- Use your chart to find out:
- When are spawning adults most abundant?
- When are eggs most abundant?
- When are larvae most abundant?
- When are juveniles most abundant?
- When are adults most abundant?
- Are any of these life stages more abundant in certain salinity zones?
For the Winyah Bay alewife example, adults and spawning adults are most abundant in March, April and May; eggs are most abundant in March, April and May; larvae are most abundant in March, April, May and June; juveniles are abundant from April through November. Notice that all life stages of alewife are absent from December through February. Different life stages of alewife appear to have different salinity preferences. Alewife eggs and larvae are found only in salinities of 0 - 0.5 ppt. Juveniles are also confined to this salinity zone during April, May, June, and July; but are found in the 0.5 - 25 ppt salinity zone between August and November, and in the >25 ppt zone between September and November. Alewife adults are found in all three salinity zones, but spawning adults are only found in the 0 - 0.5 ppt zone.

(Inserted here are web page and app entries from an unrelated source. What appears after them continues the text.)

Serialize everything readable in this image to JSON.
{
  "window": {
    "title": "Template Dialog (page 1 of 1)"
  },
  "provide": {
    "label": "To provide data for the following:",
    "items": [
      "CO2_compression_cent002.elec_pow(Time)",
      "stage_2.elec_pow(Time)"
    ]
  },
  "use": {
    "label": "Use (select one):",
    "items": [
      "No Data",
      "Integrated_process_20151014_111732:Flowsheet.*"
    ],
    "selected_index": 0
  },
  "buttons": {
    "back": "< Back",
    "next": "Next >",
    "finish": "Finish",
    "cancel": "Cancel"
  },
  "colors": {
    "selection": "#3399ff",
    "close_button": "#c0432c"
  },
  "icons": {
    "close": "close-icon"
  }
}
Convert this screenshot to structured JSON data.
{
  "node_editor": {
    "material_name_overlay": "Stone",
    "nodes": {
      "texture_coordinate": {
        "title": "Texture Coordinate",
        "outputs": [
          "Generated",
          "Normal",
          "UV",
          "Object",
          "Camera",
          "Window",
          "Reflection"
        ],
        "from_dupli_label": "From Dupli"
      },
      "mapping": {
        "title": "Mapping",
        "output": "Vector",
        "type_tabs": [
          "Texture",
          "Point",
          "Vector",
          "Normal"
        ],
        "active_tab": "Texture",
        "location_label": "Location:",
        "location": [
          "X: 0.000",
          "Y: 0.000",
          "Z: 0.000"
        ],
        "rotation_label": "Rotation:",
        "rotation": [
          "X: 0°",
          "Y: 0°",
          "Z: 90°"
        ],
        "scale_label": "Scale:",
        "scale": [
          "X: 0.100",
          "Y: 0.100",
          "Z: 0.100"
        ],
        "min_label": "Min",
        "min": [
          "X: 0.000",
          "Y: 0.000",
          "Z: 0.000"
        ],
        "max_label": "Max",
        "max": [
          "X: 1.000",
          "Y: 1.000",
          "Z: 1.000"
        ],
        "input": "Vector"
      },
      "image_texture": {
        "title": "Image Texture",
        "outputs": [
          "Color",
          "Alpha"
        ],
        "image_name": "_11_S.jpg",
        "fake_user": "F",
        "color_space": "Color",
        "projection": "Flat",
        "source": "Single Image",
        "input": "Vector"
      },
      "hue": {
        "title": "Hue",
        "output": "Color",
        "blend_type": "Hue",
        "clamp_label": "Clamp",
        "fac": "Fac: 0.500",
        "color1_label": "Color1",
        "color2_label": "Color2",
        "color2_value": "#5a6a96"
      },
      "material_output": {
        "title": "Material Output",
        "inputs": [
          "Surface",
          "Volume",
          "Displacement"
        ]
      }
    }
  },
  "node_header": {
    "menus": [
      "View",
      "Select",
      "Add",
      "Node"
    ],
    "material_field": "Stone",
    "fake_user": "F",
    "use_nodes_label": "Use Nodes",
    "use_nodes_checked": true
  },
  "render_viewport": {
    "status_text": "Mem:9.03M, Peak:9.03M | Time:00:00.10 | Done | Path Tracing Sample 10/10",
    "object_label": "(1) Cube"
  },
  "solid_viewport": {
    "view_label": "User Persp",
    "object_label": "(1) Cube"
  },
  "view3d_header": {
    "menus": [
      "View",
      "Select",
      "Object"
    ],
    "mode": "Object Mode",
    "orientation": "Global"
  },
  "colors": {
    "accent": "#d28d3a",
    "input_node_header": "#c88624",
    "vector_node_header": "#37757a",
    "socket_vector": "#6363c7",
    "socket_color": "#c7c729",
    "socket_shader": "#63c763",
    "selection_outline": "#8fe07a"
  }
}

- Discuss possible reasons for seasonal variations in the abundance of different life stages. What effect could severe storms or prolonged drought have on your assigned species?